The Bengaluru-based startup is engaging with several investors to raise around $50 million at a $350 million valuation, according to four people familiar with the matter. Asked to comment on Wednesday, Misbah Ashraf, co-founder of Jar, said it was too early to comment.
Tiger Global, an existing backer of Jar, is positioning itself to lead the startup’s one-year Series B funding, the sources said, requesting anonymity as the details are private. Folius Ventures and Paramark are also committed to investing in the new round, the sources said.
Jar, which operates an eponymous app, helps millions of Indians start their investments and save trips. The startup has amassed more than 7.5 million registered users, it revealed to investors last month.
Nearly a billion Indians today have bank accounts, but they have never made an investment. Part of the reason is confusion, explained Nishchay Ag, co-founder and managing director of Jar, in an earlier interview with TechCrunch. “Their world is littered with advertisements of different financial instruments,” he told TechCrunch in a previous interview.

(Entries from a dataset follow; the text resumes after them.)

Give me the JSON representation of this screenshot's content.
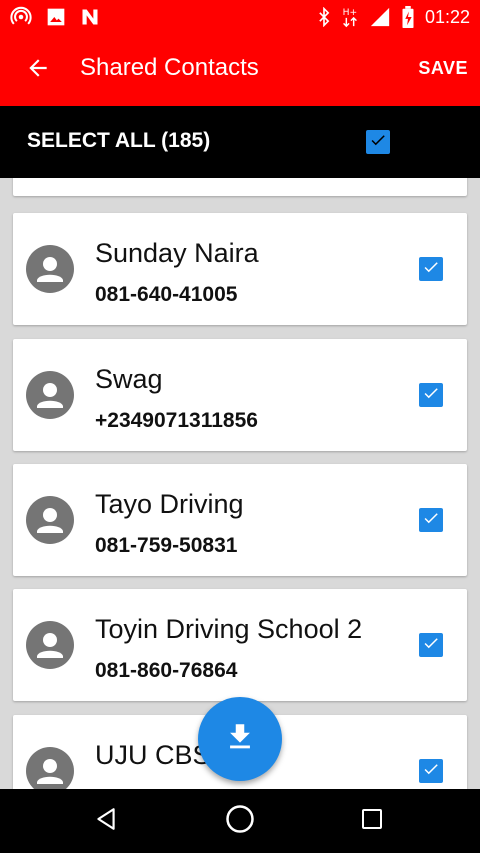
{
  "status_bar": {
    "time": "01:22",
    "left_icons": [
      "hotspot-icon",
      "image-icon",
      "n-notification-icon"
    ],
    "right_icons": [
      "bluetooth-icon",
      "network-hplus-icon",
      "signal-icon",
      "battery-icon"
    ]
  },
  "app_bar": {
    "title": "Shared Contacts",
    "save_label": "SAVE",
    "back_icon": "arrow-back-icon"
  },
  "select_bar": {
    "label": "SELECT ALL (185)",
    "checked": true
  },
  "contacts": [
    {
      "name": "",
      "phone": "",
      "checked": true
    },
    {
      "name": "Sunday Naira",
      "phone": "081-640-41005",
      "checked": true
    },
    {
      "name": "Swag",
      "phone": "+2349071311856",
      "checked": true
    },
    {
      "name": "Tayo Driving",
      "phone": "081-759-50831",
      "checked": true
    },
    {
      "name": "Toyin Driving School 2",
      "phone": "081-860-76864",
      "checked": true
    },
    {
      "name": "UJU CBS",
      "phone": "",
      "checked": true
    }
  ],
  "fab": {
    "icon": "download-icon"
  },
  "nav_bar": {
    "buttons": [
      "back-triangle-icon",
      "home-circle-icon",
      "recents-square-icon"
    ]
  },
  "colors": {
    "primary": "#ff0000",
    "accent": "#1e88e5",
    "dark": "#000000",
    "background": "#d9d9d9"
  }
}
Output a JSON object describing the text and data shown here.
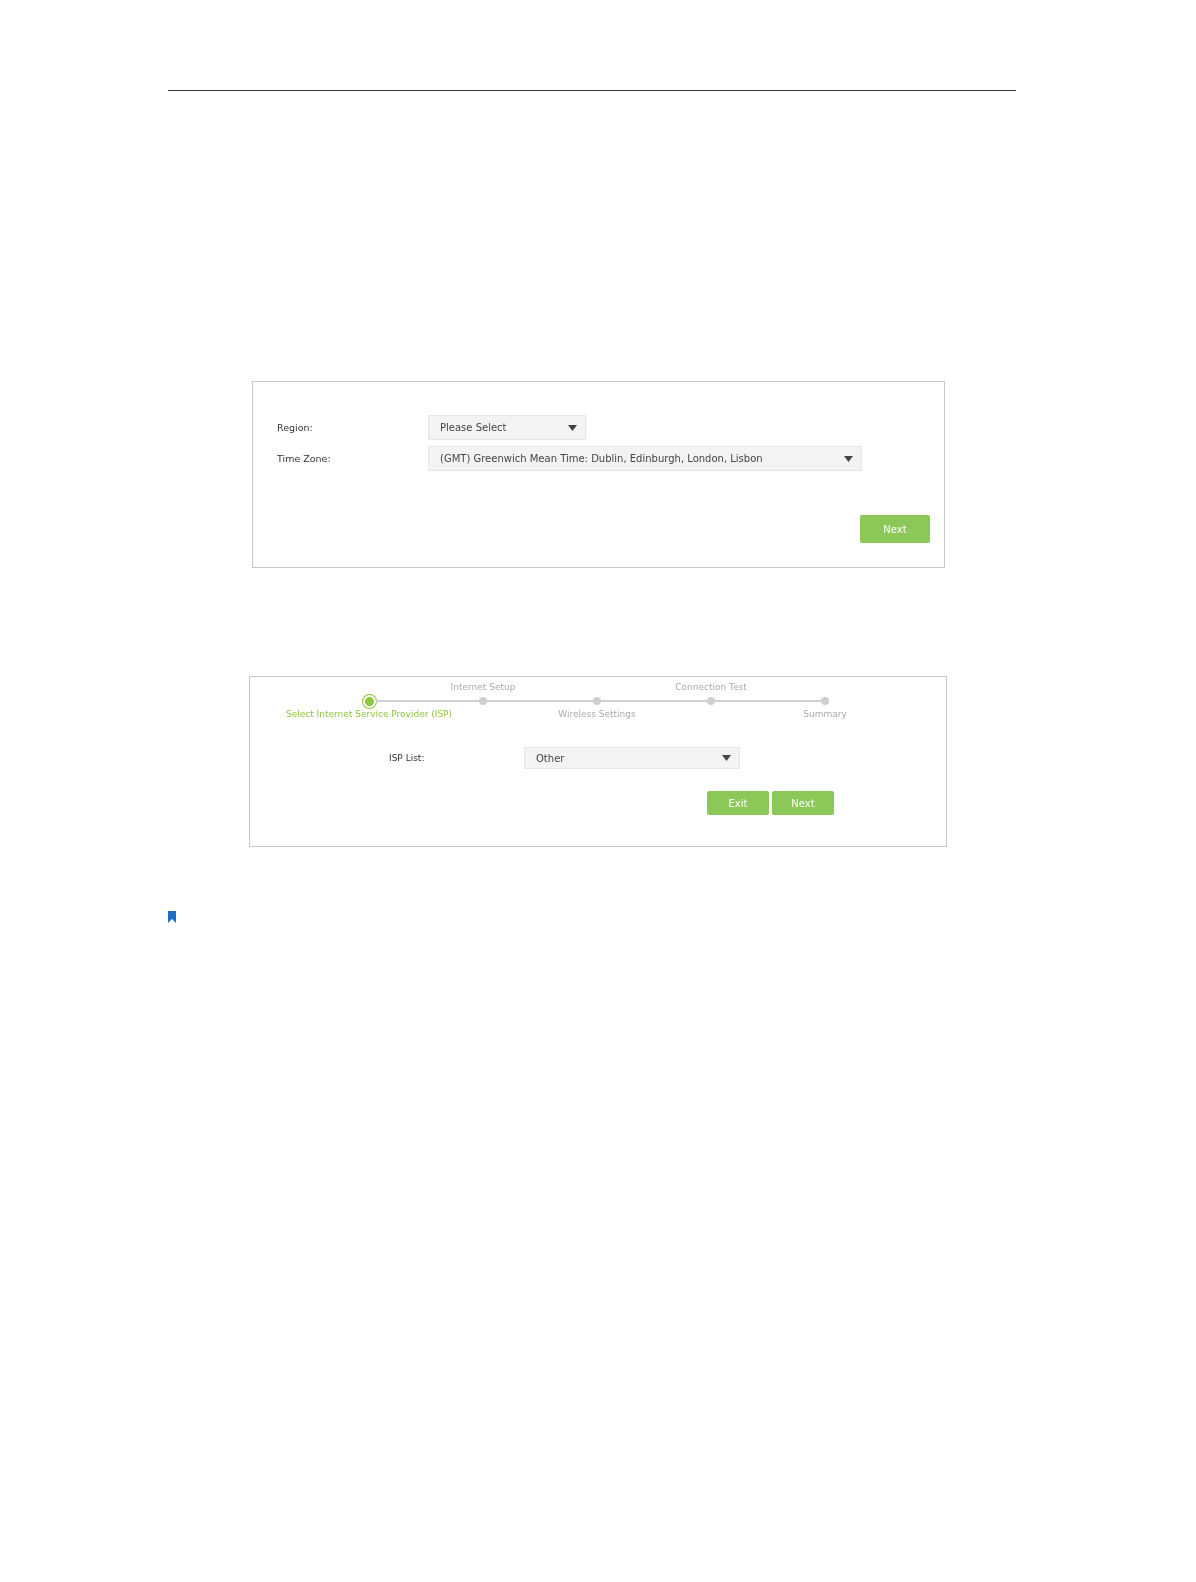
{
  "region_panel": {
    "fields": [
      {
        "label": "Region:",
        "value": "Please Select",
        "kind": "short"
      },
      {
        "label": "Time Zone:",
        "value": "(GMT) Greenwich Mean Time: Dublin, Edinburgh, London, Lisbon",
        "kind": "wide"
      }
    ],
    "buttons": [
      "Next"
    ]
  },
  "isp_panel": {
    "steps": [
      {
        "label": "Select Internet Service Provider (ISP)",
        "kind": "bottom",
        "selected": true
      },
      {
        "label": "Internet Setup",
        "kind": "top",
        "selected": false
      },
      {
        "label": "Wireless Settings",
        "kind": "bottom",
        "selected": false
      },
      {
        "label": "Connection Test",
        "kind": "top",
        "selected": false
      },
      {
        "label": "Summary",
        "kind": "bottom",
        "selected": false
      }
    ],
    "field": {
      "label": "ISP List:",
      "value": "Other"
    },
    "buttons": [
      "Exit",
      "Next"
    ]
  }
}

For decades, banks and mutual funds have attempted to exploit the Indian masses with their products. Despite the hundreds of millions of dollars they have swallowed to conquer the market, they have managed to woo less than 30 million individuals.

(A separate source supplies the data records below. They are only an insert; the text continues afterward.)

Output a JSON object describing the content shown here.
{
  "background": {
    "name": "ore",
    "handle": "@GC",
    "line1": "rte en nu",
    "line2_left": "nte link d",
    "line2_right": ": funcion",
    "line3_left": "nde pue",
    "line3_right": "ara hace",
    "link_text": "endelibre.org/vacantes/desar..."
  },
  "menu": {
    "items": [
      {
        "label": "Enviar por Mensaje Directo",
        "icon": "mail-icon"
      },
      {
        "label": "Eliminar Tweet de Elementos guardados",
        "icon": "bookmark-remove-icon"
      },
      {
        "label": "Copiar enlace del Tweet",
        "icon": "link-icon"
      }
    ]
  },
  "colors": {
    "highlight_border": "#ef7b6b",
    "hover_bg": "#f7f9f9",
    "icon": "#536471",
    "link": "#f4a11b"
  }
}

“Making a product is one thing, being able to sell it is another. All of these institutions are good at manufacturing. To sell, you must align with the individual’s personality, idiosyncrasies, insecurities, cognitive load, and cultural significance. It’s an art and a science in itself,” he said at the time.
Jar tackles it by choosing a financial instrument familiar to most Indians: gold. For more than a century, Indians have hidden gold in their homes, treating the yellow metal as both a good investment and a status symbol, he said.

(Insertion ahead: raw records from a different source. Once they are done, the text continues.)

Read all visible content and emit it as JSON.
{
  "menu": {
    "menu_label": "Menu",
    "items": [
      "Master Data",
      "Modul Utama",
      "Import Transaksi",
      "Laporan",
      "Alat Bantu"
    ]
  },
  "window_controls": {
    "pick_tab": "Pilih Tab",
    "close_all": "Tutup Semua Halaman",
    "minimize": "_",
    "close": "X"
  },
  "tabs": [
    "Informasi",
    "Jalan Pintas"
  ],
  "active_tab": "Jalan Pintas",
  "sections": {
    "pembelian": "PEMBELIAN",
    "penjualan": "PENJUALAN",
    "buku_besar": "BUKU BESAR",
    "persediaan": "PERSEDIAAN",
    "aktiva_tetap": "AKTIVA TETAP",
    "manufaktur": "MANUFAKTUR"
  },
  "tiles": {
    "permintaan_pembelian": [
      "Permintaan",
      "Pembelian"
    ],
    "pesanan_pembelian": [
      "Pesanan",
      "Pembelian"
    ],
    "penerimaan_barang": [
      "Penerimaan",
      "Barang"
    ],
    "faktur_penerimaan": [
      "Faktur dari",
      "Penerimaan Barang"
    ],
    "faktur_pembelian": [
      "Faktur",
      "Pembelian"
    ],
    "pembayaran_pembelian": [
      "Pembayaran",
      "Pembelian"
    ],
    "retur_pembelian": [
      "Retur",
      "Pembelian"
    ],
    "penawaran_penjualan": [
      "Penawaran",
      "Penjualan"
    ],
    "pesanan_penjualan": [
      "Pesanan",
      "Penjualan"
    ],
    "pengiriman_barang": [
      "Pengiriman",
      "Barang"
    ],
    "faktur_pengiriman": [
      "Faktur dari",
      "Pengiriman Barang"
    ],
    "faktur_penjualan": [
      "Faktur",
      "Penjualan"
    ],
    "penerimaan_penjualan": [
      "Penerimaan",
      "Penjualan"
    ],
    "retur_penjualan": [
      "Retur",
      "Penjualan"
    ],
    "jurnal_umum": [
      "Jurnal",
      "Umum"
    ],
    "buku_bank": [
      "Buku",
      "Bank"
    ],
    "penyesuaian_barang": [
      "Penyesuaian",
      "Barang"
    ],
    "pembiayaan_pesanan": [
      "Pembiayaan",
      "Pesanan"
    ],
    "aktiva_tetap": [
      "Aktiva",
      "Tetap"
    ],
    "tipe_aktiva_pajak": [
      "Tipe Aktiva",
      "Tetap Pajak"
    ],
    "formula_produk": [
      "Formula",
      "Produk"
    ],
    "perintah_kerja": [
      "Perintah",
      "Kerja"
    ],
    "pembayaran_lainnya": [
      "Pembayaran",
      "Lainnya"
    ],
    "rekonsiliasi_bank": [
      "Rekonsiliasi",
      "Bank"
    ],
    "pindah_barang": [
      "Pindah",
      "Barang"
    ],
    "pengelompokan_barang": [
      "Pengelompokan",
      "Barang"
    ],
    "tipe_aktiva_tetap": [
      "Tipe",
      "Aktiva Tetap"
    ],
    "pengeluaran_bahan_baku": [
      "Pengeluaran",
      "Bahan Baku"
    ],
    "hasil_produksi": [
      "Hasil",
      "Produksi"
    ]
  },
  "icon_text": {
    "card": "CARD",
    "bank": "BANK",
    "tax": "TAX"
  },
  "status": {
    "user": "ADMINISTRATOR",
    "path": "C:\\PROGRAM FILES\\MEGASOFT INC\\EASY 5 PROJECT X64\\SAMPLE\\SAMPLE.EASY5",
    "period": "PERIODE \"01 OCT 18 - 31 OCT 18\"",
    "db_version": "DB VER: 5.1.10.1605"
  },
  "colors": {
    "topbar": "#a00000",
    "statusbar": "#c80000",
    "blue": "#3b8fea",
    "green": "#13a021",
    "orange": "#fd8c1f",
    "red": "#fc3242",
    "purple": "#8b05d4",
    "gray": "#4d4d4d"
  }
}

To say that the Indians, who have a private reserve worth $1.5 trillion worth of precious metal, would be an understatement. For generations, Indians from all socio-economic backgrounds have preferred to store their savings – or at least a part of them – in the form of gold. In fact, the demand for gold in India is such – Indians store more gold than citizens of any other country – that the South Asian nation is also one of the world’s largest importers of the precious metal.
Jar fetches a small amount each time a user makes a transaction. It rounds up an individual’s daily expenses and sets money aside as an investment. Users’ investments in digital gold are backed by physical gold of the same amount and they can choose to withdraw that much gold or liquidate their investments at any time.